Do you have some assisting weavers or your warp the loom and weave yourself?
I am doing all the weaving myself from start to finish. Sure I had a lot of help at first from my fellow weavers, Natalia of Jaanoo Handwoven and Evgeniy (Elena) of Lemonlooms, at the same time gaining a lot of information from Facebook. Now I have my own technique developed, it consistently works well for me, but I keep experimenting in different areas. For instance the last batch came from the longest warp ever, resulting in six wraps.
Do you create a special working environment? Listen to some special music maybe?
While working I usually “watch” (well, listen mostly) to different TV series. Some of them I watch from beginning to the end, others part by part, but even when there are no TV series, I play some movie.
Out of all the wraps you’ve made, which one is the most special?
Of the wraps I’ve woven my favorite ones are Tenderness with silk and cashmere, Chinchilla Rainy Days, and Sri Thanu, I like them all. But the one that is destined to live in my own stash is already planned and drawn, I have even bought yarn for it, just have to fit it into my schedule.
There’s probably a material that is easier in weaving. I mean the yarn blends.
That’s right, I dearly love weaving with silk-cashmere blends and bourette silk, but my recent favorite is cottolin, and also I adore the way tussah behaves in weaving.
When the new wrap is born (well, woven), is it hard to let it go?
Yes, it can be hard to part with some wraps, some are easier and some are not, once I even asked for DIBS on a wrap I wove from its owner.
Last but not least I would like to express my admiration of your work: the wrap I own is magnificent! And I also wish you inspiration and daring to conquer the new heights.
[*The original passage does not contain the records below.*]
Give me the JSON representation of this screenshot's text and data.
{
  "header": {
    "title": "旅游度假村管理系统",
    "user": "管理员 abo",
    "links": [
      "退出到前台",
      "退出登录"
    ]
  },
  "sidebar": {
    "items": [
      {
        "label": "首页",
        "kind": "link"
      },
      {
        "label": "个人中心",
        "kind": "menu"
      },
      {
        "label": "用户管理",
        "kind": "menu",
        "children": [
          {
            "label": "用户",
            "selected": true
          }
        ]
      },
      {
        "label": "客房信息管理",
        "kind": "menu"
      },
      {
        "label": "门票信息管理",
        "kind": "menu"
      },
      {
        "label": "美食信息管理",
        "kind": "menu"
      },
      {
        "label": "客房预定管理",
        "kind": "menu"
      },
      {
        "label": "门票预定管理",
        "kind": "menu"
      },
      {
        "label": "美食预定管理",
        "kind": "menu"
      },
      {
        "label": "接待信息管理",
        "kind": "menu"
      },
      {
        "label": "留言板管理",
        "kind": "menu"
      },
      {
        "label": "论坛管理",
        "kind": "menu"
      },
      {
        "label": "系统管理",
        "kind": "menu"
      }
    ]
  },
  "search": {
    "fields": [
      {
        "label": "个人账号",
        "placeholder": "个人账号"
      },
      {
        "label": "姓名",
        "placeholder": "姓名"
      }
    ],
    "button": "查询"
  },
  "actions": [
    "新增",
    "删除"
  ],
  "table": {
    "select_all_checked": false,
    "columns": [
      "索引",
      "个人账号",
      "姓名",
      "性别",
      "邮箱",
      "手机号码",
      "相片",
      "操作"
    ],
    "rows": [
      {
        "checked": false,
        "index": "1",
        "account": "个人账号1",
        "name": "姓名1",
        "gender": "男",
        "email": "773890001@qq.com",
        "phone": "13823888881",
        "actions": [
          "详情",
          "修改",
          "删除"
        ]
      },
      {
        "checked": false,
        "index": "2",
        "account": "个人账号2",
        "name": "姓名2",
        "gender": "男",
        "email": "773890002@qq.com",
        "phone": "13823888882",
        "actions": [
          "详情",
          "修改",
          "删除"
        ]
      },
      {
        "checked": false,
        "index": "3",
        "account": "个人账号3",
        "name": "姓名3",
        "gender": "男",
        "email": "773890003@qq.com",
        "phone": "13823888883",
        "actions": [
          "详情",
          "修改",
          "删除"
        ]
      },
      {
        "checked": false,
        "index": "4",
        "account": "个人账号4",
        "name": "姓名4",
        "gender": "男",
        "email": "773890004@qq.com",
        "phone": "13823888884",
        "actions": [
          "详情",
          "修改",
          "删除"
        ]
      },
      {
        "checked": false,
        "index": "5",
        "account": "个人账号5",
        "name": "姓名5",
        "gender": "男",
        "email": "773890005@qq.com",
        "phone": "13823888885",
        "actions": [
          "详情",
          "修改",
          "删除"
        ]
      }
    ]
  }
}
Thank you, Lilia! I hope it makes you as happy as I get when taking my wraps off the loom!
And finally photos Blue Butterfly Herringbone in action!